As a noun, a haven, or a space of deep water so sheltered by the adjacent land and surroundings as to afford a safe anchorage for ships.

As a verb, to afford lodging to, to shelter, or to give a refuge to. To clandestinely shelter, succor, and protect improperly admitted Aliens. It may be aptly used to describe the furnishing of shelter, lodging, or food clandestinely or with concealment, and under certain circumstances may be equally applicable to those acts divested of any accompanying secrecy. Harboring a criminal is a crime under both federal and state statutes and a person who harbors a criminal is an Accessory after the fact.

harbor

verb afford sanctuary, aid, cache, care for, cloak, conceal, cover, defend, ensconce, give refuge, grant asylum, guard, haven, hide, insure, keep, keep out of sight, keep safe, keep secret, lodge, look after, maintain, protect, provide refuge, provide safety, provide sanctuary, quarter, safeguard, screen, seclude, secrete, shelter, shield, shroud, stow away, sustain, watch
Associated concepts: accessory after the fact, alienation of affections, assisting escape, harbor and secrete, harboring a criminal, harboring a fugitive, harboring an animal
See also: conceal, cover, foster, guard, haven, hide, house, lodge, lodging, nurture, preserve, protect, protection, refuge, screen, shelter

HARBOR. A place where ships may ride with safety; any navigable water protected by the surrounding country; a haven. (q.v.) It is public property. 1. Bouv. Inst. n. 435.

TO HARBOR, torts. To receive clandestinely or without lawful authority a person for the purpose of so concealing him that another having a right to the lawful custody of such person, shall be deprived of the same; for example, the harboring of a wife or an apprentice, in order to deprive the husband or the master of them; or in a less technical sense, it is the reception of persons improperly. 10 N. H. Rep. 247; 4 Scam. 498.
     2. The harboring of such persons will subject the harborer to an, action for the injury; but in order to put him completely in the wrong, a demand should be made for their restoration, for in cases where the harborer has not committed any other wrong than merely receiving the plaintiff's wife, child, or apprentice, he may be under no obligation to return them without a demand. 1 Chit.

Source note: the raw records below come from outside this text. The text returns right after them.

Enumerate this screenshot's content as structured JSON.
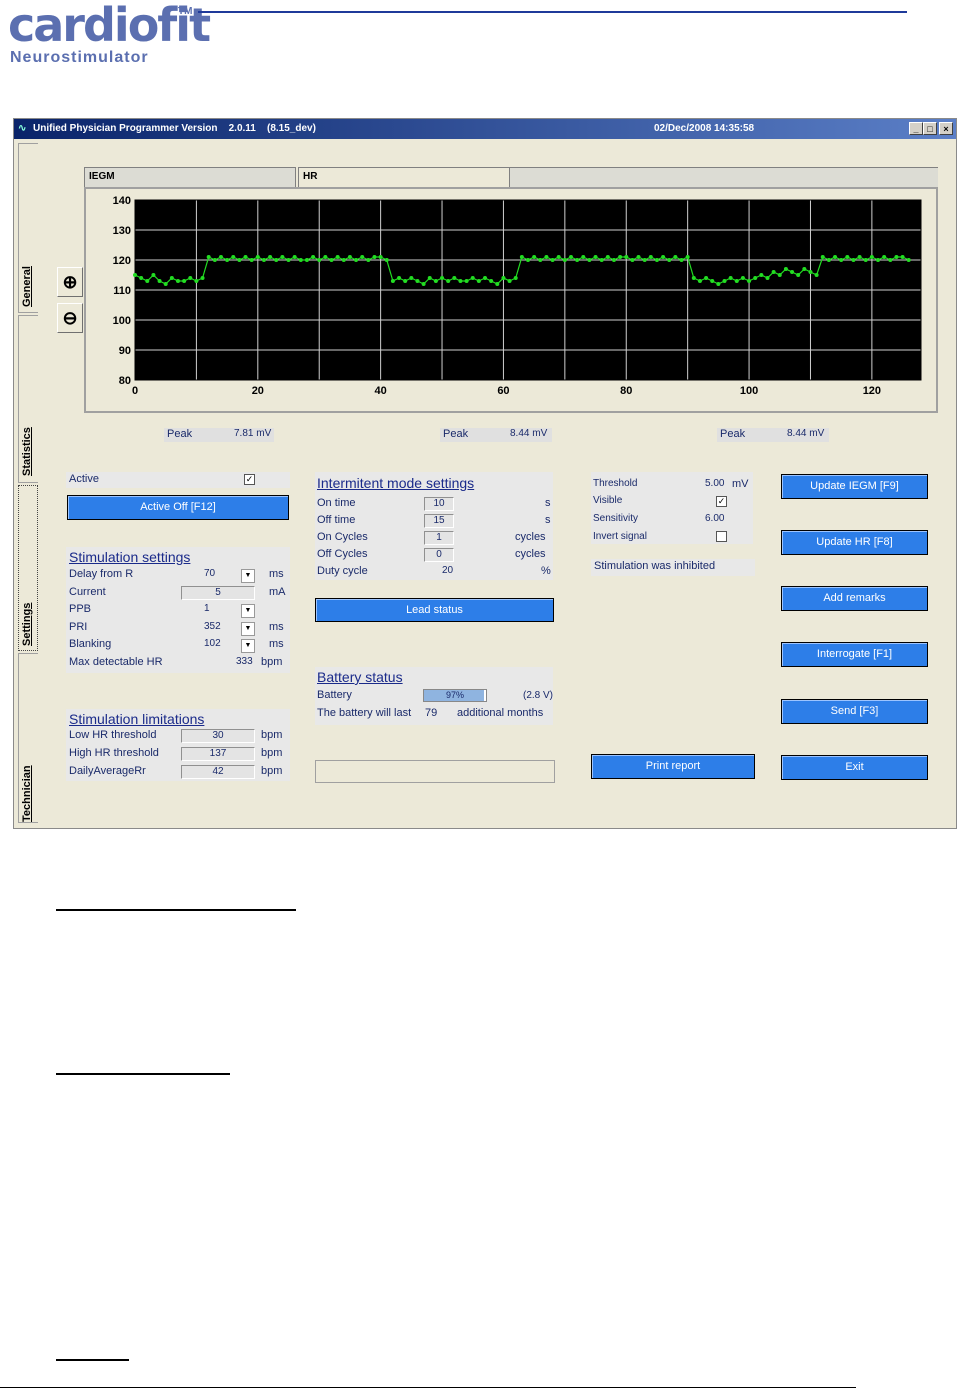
{
  "brand": {
    "logo": "cardiofit",
    "tm": "TM",
    "subtitle": "Neurostimulator"
  },
  "window": {
    "title": "Unified Physician Programmer Version    2.0.11    (8.15_dev)",
    "datetime": "02/Dec/2008 14:35:58",
    "controls": {
      "minimize": "_",
      "maximize": "□",
      "close": "×"
    }
  },
  "side_tabs": [
    "General",
    "Statistics",
    "Settings",
    "Technician"
  ],
  "chart_tabs": [
    "IEGM",
    "HR"
  ],
  "zoom": {
    "in": "⊕",
    "out": "⊖"
  },
  "chart_data": {
    "type": "line",
    "xlim": [
      0,
      128
    ],
    "ylim": [
      80,
      140
    ],
    "x_ticks": [
      0,
      20,
      40,
      60,
      80,
      100,
      120
    ],
    "y_ticks": [
      80,
      90,
      100,
      110,
      120,
      130,
      140
    ],
    "grid": true,
    "line_color": "#22dd22",
    "background": "#000000",
    "series": [
      {
        "x": [
          0,
          1,
          2,
          3,
          4,
          5,
          6,
          7,
          8,
          9,
          10,
          11,
          12,
          13,
          14,
          15,
          16,
          17,
          18,
          19,
          20,
          21,
          22,
          23,
          24,
          25,
          26,
          27,
          28,
          29,
          30,
          31,
          32,
          33,
          34,
          35,
          36,
          37,
          38,
          39,
          40,
          41,
          42,
          43,
          44,
          45,
          46,
          47,
          48,
          49,
          50,
          51,
          52,
          53,
          54,
          55,
          56,
          57,
          58,
          59,
          60,
          61,
          62,
          63,
          64,
          65,
          66,
          67,
          68,
          69,
          70,
          71,
          72,
          73,
          74,
          75,
          76,
          77,
          78,
          79,
          80,
          81,
          82,
          83,
          84,
          85,
          86,
          87,
          88,
          89,
          90,
          91,
          92,
          93,
          94,
          95,
          96,
          97,
          98,
          99,
          100,
          101,
          102,
          103,
          104,
          105,
          106,
          107,
          108,
          109,
          110,
          111,
          112,
          113,
          114,
          115,
          116,
          117,
          118,
          119,
          120,
          121,
          122,
          123,
          124,
          125,
          126
        ],
        "y": [
          115,
          114,
          113,
          115,
          113,
          112,
          114,
          113,
          113,
          114,
          113,
          114,
          121,
          120,
          121,
          120,
          121,
          120,
          121,
          120,
          121,
          120,
          121,
          120,
          121,
          120,
          121,
          120,
          120,
          121,
          120,
          121,
          120,
          121,
          120,
          121,
          120,
          121,
          120,
          121,
          121,
          120,
          113,
          114,
          113,
          114,
          113,
          112,
          114,
          113,
          114,
          113,
          114,
          113,
          113,
          114,
          113,
          114,
          113,
          112,
          114,
          113,
          114,
          121,
          120,
          121,
          120,
          121,
          120,
          121,
          120,
          121,
          120,
          121,
          120,
          121,
          120,
          121,
          120,
          121,
          121,
          120,
          121,
          120,
          121,
          120,
          121,
          120,
          121,
          120,
          121,
          114,
          113,
          114,
          113,
          112,
          113,
          114,
          113,
          114,
          113,
          114,
          115,
          114,
          116,
          115,
          117,
          116,
          115,
          117,
          116,
          115,
          121,
          120,
          121,
          120,
          121,
          120,
          121,
          120,
          121,
          120,
          121,
          120,
          121,
          121,
          120
        ]
      }
    ]
  },
  "peaks": [
    {
      "label": "Peak",
      "value": "7.81 mV"
    },
    {
      "label": "Peak",
      "value": "8.44 mV"
    },
    {
      "label": "Peak",
      "value": "8.44 mV"
    }
  ],
  "active": {
    "label": "Active",
    "checked": "✓",
    "button": "Active Off  [F12]"
  },
  "stimulation_settings": {
    "heading": "Stimulation settings",
    "rows": [
      {
        "label": "Delay from R",
        "value": "70",
        "unit": "ms"
      },
      {
        "label": "Current",
        "value": "5",
        "unit": "mA"
      },
      {
        "label": "PPB",
        "value": "1",
        "unit": ""
      },
      {
        "label": "PRI",
        "value": "352",
        "unit": "ms"
      },
      {
        "label": "Blanking",
        "value": "102",
        "unit": "ms"
      },
      {
        "label": "Max detectable HR",
        "value": "333",
        "unit": "bpm"
      }
    ]
  },
  "stimulation_limitations": {
    "heading": "Stimulation limitations",
    "rows": [
      {
        "label": "Low HR threshold",
        "value": "30",
        "unit": "bpm"
      },
      {
        "label": "High HR threshold",
        "value": "137",
        "unit": "bpm"
      },
      {
        "label": "DailyAverageRr",
        "value": "42",
        "unit": "bpm"
      }
    ]
  },
  "intermittent": {
    "heading": "Intermitent mode settings",
    "rows": [
      {
        "label": "On time",
        "value": "10",
        "unit": "s"
      },
      {
        "label": "Off time",
        "value": "15",
        "unit": "s"
      },
      {
        "label": "On Cycles",
        "value": "1",
        "unit": "cycles"
      },
      {
        "label": "Off Cycles",
        "value": "0",
        "unit": "cycles"
      },
      {
        "label": "Duty cycle",
        "value": "20",
        "unit": "%"
      }
    ],
    "lead_status": "Lead status"
  },
  "battery": {
    "heading": "Battery status",
    "label": "Battery",
    "percent_text": "97%",
    "level": 0.97,
    "voltage": "(2.8 V)",
    "last_prefix": "The battery will last",
    "months": "79",
    "last_suffix": "additional months"
  },
  "signal": {
    "threshold_label": "Threshold",
    "threshold_value": "5.00",
    "threshold_unit": "mV",
    "visible_label": "Visible",
    "visible_checked": "✓",
    "sensitivity_label": "Sensitivity",
    "sensitivity_value": "6.00",
    "invert_label": "Invert signal",
    "inhibited": "Stimulation was inhibited"
  },
  "buttons": {
    "update_iegm": "Update IEGM [F9]",
    "update_hr": "Update HR [F8]",
    "add_remarks": "Add remarks",
    "interrogate": "Interrogate  [F1]",
    "send": "Send  [F3]",
    "print_report": "Print report",
    "exit": "Exit"
  }
}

Pr. 564; Dane's Ab. Index, h.t.; 2 N. Car. Law Repos. 249; 5 How. U. S. Rep. 215, 227.

References in periodicals archive ?
Police are able to pursue charges against harborers when evidence exists that a minor has been abused or when the minor admits to abuse, but many juveniles won't admit that they're having sex or performing illegal acts with the adults they're staying with.
As Natalie Hester states in her essay, "Traveling Italians and the Grand Tour Culture of the Seventeeth-century," already at that time "there existed no cohesive sense of peninsular identity that could be reinforced or challenged by going abroad" (112) although Italian cities were perceived as important harborers of essential knowledge for the bildung of citizens of other countries.
Yet ironically, the highly educated seem to be among the chief harborers of religious intolerance today: they simply cannot stand Christian fundamentalism.
Both germs and Communists were insidious presences you had to take great pains to keep at bay, and both had secret and shameful associations with my parents, former socialists turned liberal Democrats in John Birch country and so by implication potential slobs, latent harborers of disease-bearing dust and grease and ambiguous odors.
Before he lost heart for the practice of law and went on to serve six terms as judge in our small town--a post that called for warning harborers of goats within town boundaries, fining hotrodders who careened through flocks of hens on the county roads, and chiding those citizens of Pawnee Wells (everyone in town)who coasted through our four-way stop--my father was a reckless driver.